He can't even afford to buy transcripts of the PSC hearings, which cost 90 cents a page. Instead, he borrows them from Montgomery County, which was persuaded to take enough of an interest in the case to order transcripts.

The question now is how much further to carry the case - both as far as the Hurleys and Nash's law firm are concerned.

"We'll have to pull out. We can't afford it," said Hurley. "We've started this thing, we've got to see it through," replied his wife.

"We're going to win the case," said Nash. "But the point is what it's going to cost."

Facing a possible appeal of the hearing examiner's decision to the full PSC and then to the courts, Nash said, "At some point the client has to say enough is enough."

But the financial pressure is on Nash's law firm as well as the Hurleys and their neighbors. His is a new, small firm, and Nash said it doesn't have th backlog of business or depth of partners to take many public interest cases at reduced rates.

"We still believe in the underdog," said Nash, "but now that we're trying to meet a payroll we can't give our all to a cause. We can't afford to take on more than one case like this. It takes too much time."

Levenberg, pressenting the 21 Brinkwood residents in the same case, has much the same problem. Like Nash, he got involved only because two Brinkwood residents are friends who sought his advice. While he declined to give his hourly rate (it probably is in the $100 to $150 range, other lawyers said), he said he is handling this case at half his normal fee and expects - because the case will become so expensive - to end up with as little as 10 to 15 per cent of his usual fee.

He too borrows the transcripts from Montgomery County and is not attending every witness's testimoney.

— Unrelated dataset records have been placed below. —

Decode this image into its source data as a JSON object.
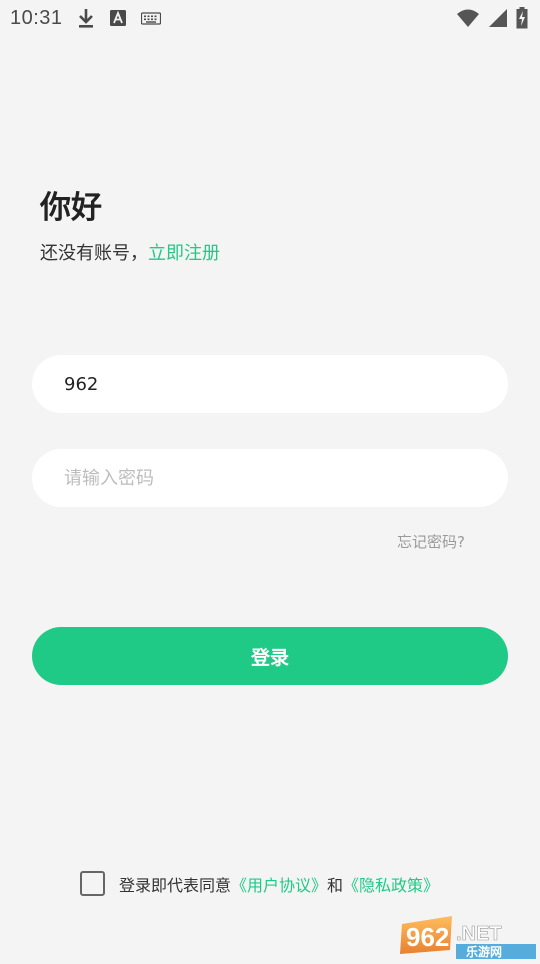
{
  "status_bar": {
    "time": "10:31",
    "left_icons": [
      "download-icon",
      "font-a-icon",
      "keyboard-icon"
    ],
    "right_icons": [
      "wifi-icon",
      "cell-signal-icon",
      "battery-charging-icon"
    ]
  },
  "header": {
    "greeting": "你好",
    "prompt": "还没有账号，",
    "register_link": "立即注册"
  },
  "form": {
    "account_value": "962",
    "password_placeholder": "请输入密码",
    "forgot_label": "忘记密码?",
    "login_label": "登录"
  },
  "agreement": {
    "checked": false,
    "prefix": "登录即代表同意",
    "user_agreement": "《用户协议》",
    "and": "和",
    "privacy_policy": "《隐私政策》"
  },
  "watermark": {
    "brand_number": "962",
    "brand_suffix": ".NET",
    "brand_cn": "乐游网"
  },
  "colors": {
    "accent": "#1fca87",
    "background": "#f4f4f4",
    "field_bg": "#ffffff"
  }
}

Nor is he pursuing every possible legal avenue.

"It is not possible to do everything you would when you are not representing 'deep pockets,'" he said.

"It's not like being firmly immersed in the litigation and the issues simply because there are not adequate funds available. There is no money available for expert witnesses of any kind by the Brinkwood residents."

The state Department of Natural Resources, on the other hand, is gathering expert witnesses at state expense to protect park lands.

And about 100 residents of Howard County have ammassed enough money to hire a lawyer, Richard Talkin, and are getting expert witnesses and trying to use political clout to keep the power line out of their backyards.

Talkin declined to reveal his legal fee or the cost of his expert witnesses. He acknowledged that it is expensive, but said he didn't know how his clients were raising the money. "That's up to them," he said.

His attack on Pepco's first choice for the powerline route, nonetheless, has increased the legal costs for everyone else.

Pepco's spokesman Horace Webb said the utility company still wants its original route and has a specific policy against damaging houses if there is vacant land available. The other routes came into the hearing because of opposition from Howard County and the state parks department, he said.

Pepco, meanwhile, has at least two attorneys - an assistant general counsel and an environmental specialist - sitting through every PSC hearing. While Pepco refused to release its legal costs, the attorneys are on salaries, which are paid eventually by the public through the cost of electric power.

"My clients are paying for the legal fees four times," commented Levenberg in a statement that is equally true for Nash's clients and talkin's clients.

They are paying my fee; Montgomery County taxes (for its involvement in the case); state taxes (for the cost of the PSC hearings and the Department of Natural Resources rol), and Pepco's fees through their electricity bills.

"It's an unfair system. There isn't any question about it."